156374 Psychophysiologic impacts of odor from industrial hog operations on nearby residents

Tuesday, November 6, 2007: 3:00 PM

Rachel Avery Horton , Epidemiology, University of North Carolina at Chapel Hill, Chapel Hill, NC
The rapid proliferation of industrial hog operations (IHOs) since the 1970s has generated numerous health concerns. Effects on physical health of occupational exposure to confinement house dusts and gases have been examined extensively. However, health effects among persons living in close residential proximity to such facilities have only recently been studied. Cold and flu-like symptoms, gastrointestinal illness, mucous membrane irritation, and effects on mood have been documented in several studies of neighbors, though residential exposures to airborne emissions are likely orders of magnitude lower than occupational exposures. We have therefore chosen to evaluate the hypothesis that exposure to malodor from IHOs has a psychophysiologically mediated effect on health, specifically that malodor as a stressor exerts an immunosuppressive effect on secretory immunoglobulin A (sIgA). Seventy-two predominantly African-American adults who lived within 1.5 miles of at least one IHO in eastern North Carolina collected data twice daily for two weeks; they rated the intensity of malodor, stress, and adverse mood on a 9-point scale and provided saliva samples that were later analyzed for sIgA content. We used hierarchical models to examine the relationships between malodor, reported stress, and sIgA secretion rate (μg/min), with each participant serving as his or her own control. We observed decreased sIgA secretion rates at the highest levels of malodor and reported stress, adjusted for time of day. The effects were more pronounced in women, in participants with a better sense of smell, and in participants who scored higher on the John Henryism Active Coping scale.

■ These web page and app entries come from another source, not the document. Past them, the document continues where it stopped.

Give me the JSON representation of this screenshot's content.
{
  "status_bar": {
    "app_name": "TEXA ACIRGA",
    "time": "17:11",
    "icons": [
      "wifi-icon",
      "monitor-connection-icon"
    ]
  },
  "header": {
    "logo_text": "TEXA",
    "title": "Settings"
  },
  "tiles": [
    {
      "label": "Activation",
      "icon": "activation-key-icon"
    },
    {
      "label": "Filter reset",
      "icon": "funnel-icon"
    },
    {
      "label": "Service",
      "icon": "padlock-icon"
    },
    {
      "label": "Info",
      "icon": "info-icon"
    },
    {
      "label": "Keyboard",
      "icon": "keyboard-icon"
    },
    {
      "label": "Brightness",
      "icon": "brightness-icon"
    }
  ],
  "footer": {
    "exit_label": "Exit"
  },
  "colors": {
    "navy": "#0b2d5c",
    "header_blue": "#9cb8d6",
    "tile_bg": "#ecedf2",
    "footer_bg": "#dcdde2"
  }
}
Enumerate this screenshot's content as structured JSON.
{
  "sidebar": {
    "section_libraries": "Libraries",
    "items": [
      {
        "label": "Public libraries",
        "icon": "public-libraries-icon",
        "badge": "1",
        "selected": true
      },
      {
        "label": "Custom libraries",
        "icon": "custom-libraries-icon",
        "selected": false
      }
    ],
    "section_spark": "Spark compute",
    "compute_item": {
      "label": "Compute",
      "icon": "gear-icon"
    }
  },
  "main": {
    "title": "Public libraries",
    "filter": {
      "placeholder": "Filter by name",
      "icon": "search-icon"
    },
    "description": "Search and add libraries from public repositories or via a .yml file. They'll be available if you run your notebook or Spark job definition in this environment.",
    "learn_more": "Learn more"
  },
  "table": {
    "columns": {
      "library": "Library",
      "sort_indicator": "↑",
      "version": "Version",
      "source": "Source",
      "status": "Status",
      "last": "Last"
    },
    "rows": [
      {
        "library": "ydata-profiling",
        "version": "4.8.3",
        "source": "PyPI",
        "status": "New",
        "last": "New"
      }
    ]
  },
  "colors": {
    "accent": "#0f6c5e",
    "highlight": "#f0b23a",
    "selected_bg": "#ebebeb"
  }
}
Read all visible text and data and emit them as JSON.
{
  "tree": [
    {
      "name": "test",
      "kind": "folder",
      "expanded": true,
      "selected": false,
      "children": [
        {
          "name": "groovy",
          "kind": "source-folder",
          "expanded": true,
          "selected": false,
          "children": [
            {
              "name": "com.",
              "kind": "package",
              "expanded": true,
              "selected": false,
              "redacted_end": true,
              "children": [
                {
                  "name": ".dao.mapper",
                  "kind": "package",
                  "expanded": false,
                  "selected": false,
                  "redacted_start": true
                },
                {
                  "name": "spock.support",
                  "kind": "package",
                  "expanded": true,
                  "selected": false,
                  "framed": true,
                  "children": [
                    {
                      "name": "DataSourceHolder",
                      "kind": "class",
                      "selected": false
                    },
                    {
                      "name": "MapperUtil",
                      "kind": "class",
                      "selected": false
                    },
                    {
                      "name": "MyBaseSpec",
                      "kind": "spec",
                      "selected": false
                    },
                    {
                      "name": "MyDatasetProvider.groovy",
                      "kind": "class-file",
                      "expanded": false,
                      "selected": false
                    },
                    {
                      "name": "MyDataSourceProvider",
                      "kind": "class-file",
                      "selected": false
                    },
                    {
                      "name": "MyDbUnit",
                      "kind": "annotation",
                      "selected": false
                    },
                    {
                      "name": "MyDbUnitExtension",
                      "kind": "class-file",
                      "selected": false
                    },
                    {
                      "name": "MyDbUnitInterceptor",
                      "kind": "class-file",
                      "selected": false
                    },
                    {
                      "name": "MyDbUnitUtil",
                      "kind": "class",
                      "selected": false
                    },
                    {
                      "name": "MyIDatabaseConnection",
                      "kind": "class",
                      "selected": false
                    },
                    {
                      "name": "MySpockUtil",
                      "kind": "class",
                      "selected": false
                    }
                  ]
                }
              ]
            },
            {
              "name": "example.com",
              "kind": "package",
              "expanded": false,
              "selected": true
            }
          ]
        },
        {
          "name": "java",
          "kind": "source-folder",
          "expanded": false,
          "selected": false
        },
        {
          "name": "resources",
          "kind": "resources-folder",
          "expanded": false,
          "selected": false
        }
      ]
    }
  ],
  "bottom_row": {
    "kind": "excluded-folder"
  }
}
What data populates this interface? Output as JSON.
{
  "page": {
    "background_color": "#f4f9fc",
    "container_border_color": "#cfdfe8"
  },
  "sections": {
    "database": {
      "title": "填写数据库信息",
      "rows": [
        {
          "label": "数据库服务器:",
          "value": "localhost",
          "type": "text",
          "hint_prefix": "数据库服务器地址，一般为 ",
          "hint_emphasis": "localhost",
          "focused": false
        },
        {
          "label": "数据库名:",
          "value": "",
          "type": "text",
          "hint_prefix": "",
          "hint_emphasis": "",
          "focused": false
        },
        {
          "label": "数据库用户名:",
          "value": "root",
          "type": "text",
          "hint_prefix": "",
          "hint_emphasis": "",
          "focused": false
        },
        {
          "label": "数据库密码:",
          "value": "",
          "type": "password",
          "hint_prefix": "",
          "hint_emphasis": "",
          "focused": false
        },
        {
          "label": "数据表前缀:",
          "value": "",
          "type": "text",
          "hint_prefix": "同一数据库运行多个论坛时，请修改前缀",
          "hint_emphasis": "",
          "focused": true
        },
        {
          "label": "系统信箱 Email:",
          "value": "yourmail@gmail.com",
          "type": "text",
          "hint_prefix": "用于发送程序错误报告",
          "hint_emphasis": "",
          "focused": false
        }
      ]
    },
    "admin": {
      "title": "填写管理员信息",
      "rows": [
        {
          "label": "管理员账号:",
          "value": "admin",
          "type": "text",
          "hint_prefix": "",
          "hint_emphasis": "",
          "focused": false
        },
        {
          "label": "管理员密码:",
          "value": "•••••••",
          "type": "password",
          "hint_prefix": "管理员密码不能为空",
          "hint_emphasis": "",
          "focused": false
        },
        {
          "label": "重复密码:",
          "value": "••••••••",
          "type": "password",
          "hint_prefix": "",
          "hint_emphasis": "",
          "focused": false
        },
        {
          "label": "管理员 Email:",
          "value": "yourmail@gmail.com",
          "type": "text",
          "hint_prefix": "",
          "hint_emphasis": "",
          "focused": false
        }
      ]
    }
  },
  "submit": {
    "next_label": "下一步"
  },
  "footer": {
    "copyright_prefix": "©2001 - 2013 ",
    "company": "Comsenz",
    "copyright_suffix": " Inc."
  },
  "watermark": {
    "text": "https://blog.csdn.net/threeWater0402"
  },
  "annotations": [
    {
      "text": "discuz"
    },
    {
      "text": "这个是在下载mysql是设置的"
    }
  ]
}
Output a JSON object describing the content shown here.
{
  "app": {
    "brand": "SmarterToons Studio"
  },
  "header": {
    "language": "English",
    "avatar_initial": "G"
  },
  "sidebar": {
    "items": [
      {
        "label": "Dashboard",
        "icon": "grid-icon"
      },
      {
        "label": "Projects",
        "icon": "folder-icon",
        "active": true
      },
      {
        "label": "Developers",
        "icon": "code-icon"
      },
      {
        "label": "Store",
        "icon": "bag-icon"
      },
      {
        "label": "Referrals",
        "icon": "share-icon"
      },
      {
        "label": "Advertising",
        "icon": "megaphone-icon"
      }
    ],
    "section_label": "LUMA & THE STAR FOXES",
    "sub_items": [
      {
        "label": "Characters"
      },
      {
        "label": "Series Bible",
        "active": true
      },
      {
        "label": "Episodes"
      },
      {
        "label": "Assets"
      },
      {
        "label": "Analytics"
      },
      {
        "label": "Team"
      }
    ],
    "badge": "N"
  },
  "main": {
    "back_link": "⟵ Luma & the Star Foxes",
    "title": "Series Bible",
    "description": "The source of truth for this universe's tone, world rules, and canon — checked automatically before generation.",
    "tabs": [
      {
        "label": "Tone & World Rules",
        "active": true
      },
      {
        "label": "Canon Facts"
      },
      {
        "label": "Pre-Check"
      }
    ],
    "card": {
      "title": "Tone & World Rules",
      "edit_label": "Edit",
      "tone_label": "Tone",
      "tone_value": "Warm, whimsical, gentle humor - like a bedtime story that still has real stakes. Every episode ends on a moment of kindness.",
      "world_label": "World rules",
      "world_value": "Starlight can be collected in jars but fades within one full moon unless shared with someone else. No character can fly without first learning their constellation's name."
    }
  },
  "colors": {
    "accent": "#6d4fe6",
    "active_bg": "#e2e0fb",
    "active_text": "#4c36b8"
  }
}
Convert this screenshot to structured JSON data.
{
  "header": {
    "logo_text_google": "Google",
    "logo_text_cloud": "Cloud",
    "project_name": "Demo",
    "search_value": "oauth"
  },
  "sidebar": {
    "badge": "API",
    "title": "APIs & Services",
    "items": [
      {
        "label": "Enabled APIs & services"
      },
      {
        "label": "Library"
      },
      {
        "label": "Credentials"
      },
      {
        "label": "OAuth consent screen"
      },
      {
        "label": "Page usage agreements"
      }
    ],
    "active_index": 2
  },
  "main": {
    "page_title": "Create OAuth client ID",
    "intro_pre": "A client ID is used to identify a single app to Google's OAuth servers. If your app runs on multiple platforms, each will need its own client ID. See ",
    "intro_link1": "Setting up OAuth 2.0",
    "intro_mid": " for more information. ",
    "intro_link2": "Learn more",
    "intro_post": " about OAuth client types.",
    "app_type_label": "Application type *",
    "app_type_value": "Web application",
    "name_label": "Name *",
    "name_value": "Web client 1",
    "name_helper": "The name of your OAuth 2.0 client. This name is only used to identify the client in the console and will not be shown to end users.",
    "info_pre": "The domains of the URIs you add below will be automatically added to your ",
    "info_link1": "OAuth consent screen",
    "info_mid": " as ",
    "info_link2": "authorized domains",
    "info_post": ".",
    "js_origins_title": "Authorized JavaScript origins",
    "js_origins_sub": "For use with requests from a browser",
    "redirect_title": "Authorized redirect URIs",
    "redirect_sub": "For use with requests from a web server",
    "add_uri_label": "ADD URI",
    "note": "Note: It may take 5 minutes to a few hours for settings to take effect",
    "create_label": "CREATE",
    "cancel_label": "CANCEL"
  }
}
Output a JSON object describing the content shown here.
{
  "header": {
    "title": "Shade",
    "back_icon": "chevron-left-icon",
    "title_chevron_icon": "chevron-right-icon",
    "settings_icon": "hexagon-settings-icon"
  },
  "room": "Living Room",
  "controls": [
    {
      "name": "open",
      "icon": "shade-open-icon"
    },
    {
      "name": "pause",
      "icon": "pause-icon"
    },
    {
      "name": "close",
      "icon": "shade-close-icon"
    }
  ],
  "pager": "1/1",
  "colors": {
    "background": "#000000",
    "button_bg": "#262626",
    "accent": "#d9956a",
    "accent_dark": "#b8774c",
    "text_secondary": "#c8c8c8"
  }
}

Learning Objectives:
1. To evaluate potential psychophysiologic responses to odor from industrial hog operations (IHOs) by examining relationships between exposure to odor and reported stress in neighbors of IHOs. 2. To describe potential psychophysiologic responses to odor from IHOs by examining relationships between odor, reported stress, and immune function. 3. To discuss potential psychophysiologic responses to IHO odors by evaluating the extent to which the above relationships are modified by age, gender, and/or coping style

Presenting author's disclosure statement:

Any relevant financial relationships? No
Any institutionally-contracted trials related to this submission?

I agree to comply with the American Public Health Association Conflict of Interest and Commercial Support Guidelines, and to disclose to the participants any off-label or experimental uses of a commercial product or service discussed in my presentation.